Your assignment: Output each record verbatim, with pictures left out.

── Data for processing ──

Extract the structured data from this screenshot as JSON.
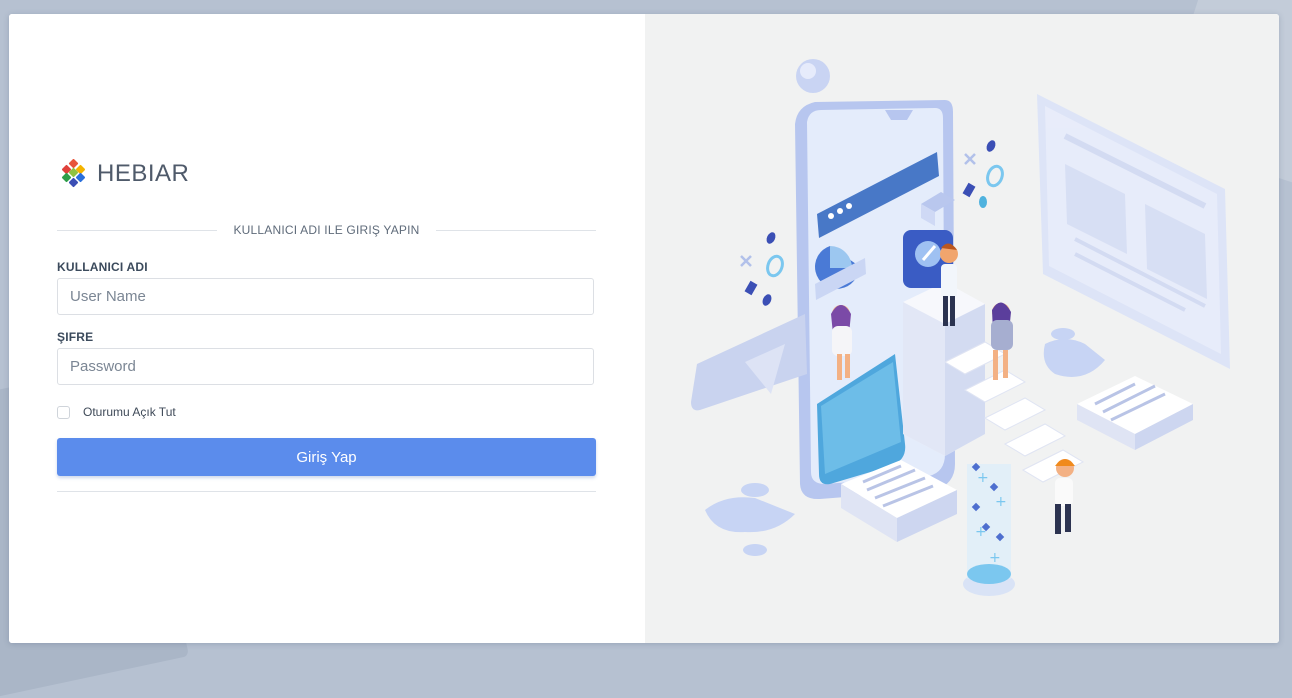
{
  "brand": {
    "name": "HEBIAR",
    "logo_icon": "hebiar-logo-icon"
  },
  "login": {
    "heading": "KULLANICI ADI ILE GIRIŞ YAPIN",
    "username_label": "KULLANICI ADI",
    "username_placeholder": "User Name",
    "username_value": "",
    "password_label": "ŞIFRE",
    "password_placeholder": "Password",
    "password_value": "",
    "remember_label": "Oturumu Açık Tut",
    "remember_checked": false,
    "submit_label": "Giriş Yap"
  },
  "illustration": {
    "icon": "isometric-mobile-app-illustration"
  },
  "colors": {
    "primary_button": "#5b8cec",
    "page_background": "#b6c1d1",
    "illustration_background": "#f1f2f2",
    "label_text": "#3b4a5c"
  }
}
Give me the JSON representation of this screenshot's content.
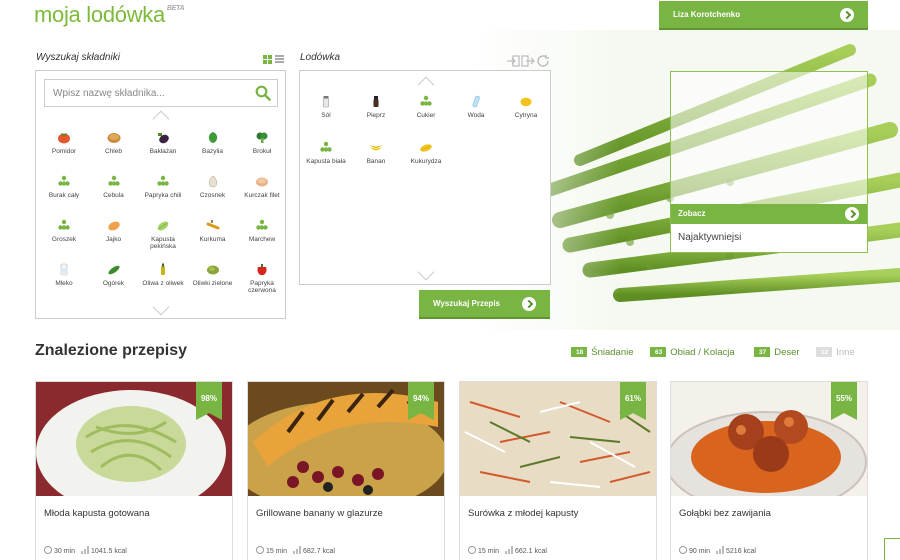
{
  "header": {
    "logo_text": "moja lodówka",
    "logo_badge": "BETA",
    "user_name": "Liza Korotchenko"
  },
  "ingredients_panel": {
    "title": "Wyszukaj składniki",
    "search_placeholder": "Wpisz nazwę składnika...",
    "items": [
      {
        "label": "Pomidor",
        "icon": "tomato-icon"
      },
      {
        "label": "Chleb",
        "icon": "bread-icon"
      },
      {
        "label": "Bakłażan",
        "icon": "eggplant-icon"
      },
      {
        "label": "Bazylia",
        "icon": "basil-icon"
      },
      {
        "label": "Brokuł",
        "icon": "broccoli-icon"
      },
      {
        "label": "Burak cały",
        "icon": "generic-dots-icon"
      },
      {
        "label": "Cebula",
        "icon": "generic-dots-icon"
      },
      {
        "label": "Papryka chili",
        "icon": "generic-dots-icon"
      },
      {
        "label": "Czosnek",
        "icon": "garlic-icon"
      },
      {
        "label": "Kurczak filet",
        "icon": "chicken-icon"
      },
      {
        "label": "Groszek",
        "icon": "generic-dots-icon"
      },
      {
        "label": "Jajko",
        "icon": "egg-icon"
      },
      {
        "label": "Kapusta pekińska",
        "icon": "cabbage-icon"
      },
      {
        "label": "Kurkuma",
        "icon": "turmeric-icon"
      },
      {
        "label": "Marchew",
        "icon": "generic-dots-icon"
      },
      {
        "label": "Mleko",
        "icon": "milk-icon"
      },
      {
        "label": "Ogórek",
        "icon": "cucumber-icon"
      },
      {
        "label": "Oliwa z oliwek",
        "icon": "olive-oil-icon"
      },
      {
        "label": "Oliwki zielone",
        "icon": "olives-icon"
      },
      {
        "label": "Papryka czerwona",
        "icon": "red-pepper-icon"
      }
    ]
  },
  "fridge_panel": {
    "title": "Lodówka",
    "items": [
      {
        "label": "Sól",
        "icon": "salt-icon"
      },
      {
        "label": "Pieprz",
        "icon": "pepper-icon"
      },
      {
        "label": "Cukier",
        "icon": "generic-dots-icon"
      },
      {
        "label": "Woda",
        "icon": "water-icon"
      },
      {
        "label": "Cytryna",
        "icon": "lemon-icon"
      },
      {
        "label": "Kapusta biała",
        "icon": "generic-dots-icon"
      },
      {
        "label": "Banan",
        "icon": "banana-icon"
      },
      {
        "label": "Kukurydza",
        "icon": "corn-icon"
      }
    ],
    "search_button": "Wyszukaj Przepis"
  },
  "featured": {
    "see_label": "Zobacz",
    "subtitle": "Najaktywniejsi"
  },
  "results": {
    "title": "Znalezione przepisy",
    "filters": [
      {
        "count": "18",
        "label": "Śniadanie",
        "active": true
      },
      {
        "count": "63",
        "label": "Obiad / Kolacja",
        "active": true
      },
      {
        "count": "37",
        "label": "Deser",
        "active": true
      },
      {
        "count": "12",
        "label": "Inne",
        "active": false
      }
    ],
    "recipes": [
      {
        "title": "Młoda kapusta gotowana",
        "match": "98%",
        "time": "30 min",
        "kcal": "1041.5 kcal"
      },
      {
        "title": "Grillowane banany w glazurze",
        "match": "94%",
        "time": "15 min",
        "kcal": "682.7 kcal"
      },
      {
        "title": "Surówka z młodej kapusty",
        "match": "61%",
        "time": "15 min",
        "kcal": "662.1 kcal"
      },
      {
        "title": "Gołąbki bez zawijania",
        "match": "55%",
        "time": "90 min",
        "kcal": "5216 kcal"
      }
    ]
  },
  "colors": {
    "accent": "#79b543",
    "accent_dark": "#5f9632"
  }
}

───

Result of the task:
Extract the structured data from this screenshot as JSON.
{
  "brand": {
    "name": "HEBIAR",
    "logo_icon": "hebiar-logo-icon"
  },
  "login": {
    "heading": "KULLANICI ADI ILE GIRIŞ YAPIN",
    "username_label": "KULLANICI ADI",
    "username_placeholder": "User Name",
    "username_value": "",
    "password_label": "ŞIFRE",
    "password_placeholder": "Password",
    "password_value": "",
    "remember_label": "Oturumu Açık Tut",
    "remember_checked": false,
    "submit_label": "Giriş Yap"
  },
  "illustration": {
    "icon": "isometric-mobile-app-illustration"
  },
  "colors": {
    "primary_button": "#5b8cec",
    "page_background": "#b6c1d1",
    "illustration_background": "#f1f2f2",
    "label_text": "#3b4a5c"
  }
}
Give me the JSON representation of this screenshot's content.
{
  "header": {
    "logo_text": "moja lodówka",
    "logo_badge": "BETA",
    "user_name": "Liza Korotchenko"
  },
  "ingredients_panel": {
    "title": "Wyszukaj składniki",
    "search_placeholder": "Wpisz nazwę składnika...",
    "items": [
      {
        "label": "Pomidor",
        "icon": "tomato-icon"
      },
      {
        "label": "Chleb",
        "icon": "bread-icon"
      },
      {
        "label": "Bakłażan",
        "icon": "eggplant-icon"
      },
      {
        "label": "Bazylia",
        "icon": "basil-icon"
      },
      {
        "label": "Brokuł",
        "icon": "broccoli-icon"
      },
      {
        "label": "Burak cały",
        "icon": "generic-dots-icon"
      },
      {
        "label": "Cebula",
        "icon": "generic-dots-icon"
      },
      {
        "label": "Papryka chili",
        "icon": "generic-dots-icon"
      },
      {
        "label": "Czosnek",
        "icon": "garlic-icon"
      },
      {
        "label": "Kurczak filet",
        "icon": "chicken-icon"
      },
      {
        "label": "Groszek",
        "icon": "generic-dots-icon"
      },
      {
        "label": "Jajko",
        "icon": "egg-icon"
      },
      {
        "label": "Kapusta pekińska",
        "icon": "cabbage-icon"
      },
      {
        "label": "Kurkuma",
        "icon": "turmeric-icon"
      },
      {
        "label": "Marchew",
        "icon": "generic-dots-icon"
      },
      {
        "label": "Mleko",
        "icon": "milk-icon"
      },
      {
        "label": "Ogórek",
        "icon": "cucumber-icon"
      },
      {
        "label": "Oliwa z oliwek",
        "icon": "olive-oil-icon"
      },
      {
        "label": "Oliwki zielone",
        "icon": "olives-icon"
      },
      {
        "label": "Papryka czerwona",
        "icon": "red-pepper-icon"
      }
    ]
  },
  "fridge_panel": {
    "title": "Lodówka",
    "items": [
      {
        "label": "Sól",
        "icon": "salt-icon"
      },
      {
        "label": "Pieprz",
        "icon": "pepper-icon"
      },
      {
        "label": "Cukier",
        "icon": "generic-dots-icon"
      },
      {
        "label": "Woda",
        "icon": "water-icon"
      },
      {
        "label": "Cytryna",
        "icon": "lemon-icon"
      },
      {
        "label": "Kapusta biała",
        "icon": "generic-dots-icon"
      },
      {
        "label": "Banan",
        "icon": "banana-icon"
      },
      {
        "label": "Kukurydza",
        "icon": "corn-icon"
      }
    ],
    "search_button": "Wyszukaj Przepis"
  },
  "featured": {
    "see_label": "Zobacz",
    "subtitle": "Najaktywniejsi"
  },
  "results": {
    "title": "Znalezione przepisy",
    "filters": [
      {
        "count": "18",
        "label": "Śniadanie",
        "active": true
      },
      {
        "count": "63",
        "label": "Obiad / Kolacja",
        "active": true
      },
      {
        "count": "37",
        "label": "Deser",
        "active": true
      },
      {
        "count": "12",
        "label": "Inne",
        "active": false
      }
    ],
    "recipes": [
      {
        "title": "Młoda kapusta gotowana",
        "match": "98%",
        "time": "30 min",
        "kcal": "1041.5 kcal"
      },
      {
        "title": "Grillowane banany w glazurze",
        "match": "94%",
        "time": "15 min",
        "kcal": "682.7 kcal"
      },
      {
        "title": "Surówka z młodej kapusty",
        "match": "61%",
        "time": "15 min",
        "kcal": "662.1 kcal"
      },
      {
        "title": "Gołąbki bez zawijania",
        "match": "55%",
        "time": "90 min",
        "kcal": "5216 kcal"
      }
    ]
  },
  "colors": {
    "accent": "#79b543",
    "accent_dark": "#5f9632"
  }
}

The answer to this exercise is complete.